I strongly recommend that you sit down with an experienced custody attorney to provide you with the assistance that you need. I strongly agree with the other answer that a divorce with custody issues is not something that you should try to do yourself, without the assistance of an attorney.
Remember that any mistake or omission in your final divorce papers will impact your role in your children's lives until they are 18.

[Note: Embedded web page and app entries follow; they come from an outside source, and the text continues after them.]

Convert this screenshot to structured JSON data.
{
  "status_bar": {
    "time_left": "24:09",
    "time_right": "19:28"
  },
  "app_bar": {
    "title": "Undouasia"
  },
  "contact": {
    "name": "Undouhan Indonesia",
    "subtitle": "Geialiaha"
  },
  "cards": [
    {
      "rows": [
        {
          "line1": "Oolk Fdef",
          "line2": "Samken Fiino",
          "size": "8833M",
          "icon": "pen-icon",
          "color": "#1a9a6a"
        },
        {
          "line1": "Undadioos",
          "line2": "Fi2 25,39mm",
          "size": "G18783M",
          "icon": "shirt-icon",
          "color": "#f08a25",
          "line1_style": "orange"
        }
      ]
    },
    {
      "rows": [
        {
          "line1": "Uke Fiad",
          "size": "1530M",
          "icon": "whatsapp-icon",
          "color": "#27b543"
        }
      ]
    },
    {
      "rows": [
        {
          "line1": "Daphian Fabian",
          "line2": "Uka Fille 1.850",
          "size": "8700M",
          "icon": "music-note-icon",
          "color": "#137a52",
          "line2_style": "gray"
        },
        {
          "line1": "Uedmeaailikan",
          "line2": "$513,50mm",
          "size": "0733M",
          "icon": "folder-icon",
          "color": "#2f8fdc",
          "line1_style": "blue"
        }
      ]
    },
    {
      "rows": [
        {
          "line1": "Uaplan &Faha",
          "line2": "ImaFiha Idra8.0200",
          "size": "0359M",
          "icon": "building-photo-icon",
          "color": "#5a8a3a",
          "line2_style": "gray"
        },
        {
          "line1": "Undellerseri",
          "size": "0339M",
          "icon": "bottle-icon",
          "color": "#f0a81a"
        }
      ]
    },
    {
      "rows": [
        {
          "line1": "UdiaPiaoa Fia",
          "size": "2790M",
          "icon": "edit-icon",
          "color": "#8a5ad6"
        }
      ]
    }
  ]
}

Nothing contained herein shall be considered or construed as creating an attorney client relationship between the party asking the question and the attorney. All legal problems are different. The answer given is only a general response based upon the facts provided and should not be considered specific advice for your case. Always contact a lawyer for advice about your particular circumstances and issues. For additional information, you may wish to view our firm website at www.pbcl-law.com. Our firm can assist with custody, child support, divorce, contempt, separation, and other family law matters in Cobb, Fulton, Dekalb, Forsyth, Paulding, Douglas, Bartow, Cherokee, Gwinnett, and other counties in the Atlanta Metro area.